I’d like to write a book of poems
where I ultimately apologize to my wife
for childishly complaining that my needs
weren’t met while she mourned her
father’s failed mind and eventual passing,
her nervous breakdown, and menopause.
But I won’t, unlikely to stitch
the stringy thing I broke back together.
It wasn’t, isn’t, won’t be mine to mend.
To give rest, harmony, and kind comfort
now, with venturing encouragement;
back into the world of bees, butterflies,
and swirly things. She’ll mend — as we do,
as I too have done.
If I wrote her a poem, I would celebrate
her strength and the admiration I have
in her abilities to feel forever deeply

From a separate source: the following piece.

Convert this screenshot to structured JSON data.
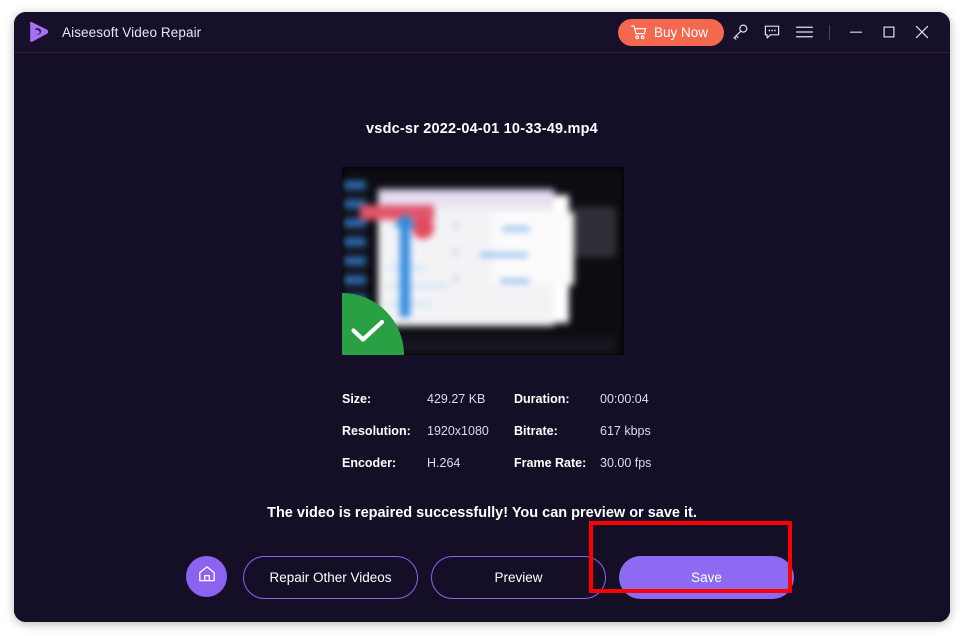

those other things outside of our
relationship, where 75% of life is lived,
danced with, and fucked about.
The other poetry, I’ll write for myself.
My wife will write her own.
I’ll then listen. Listening is love.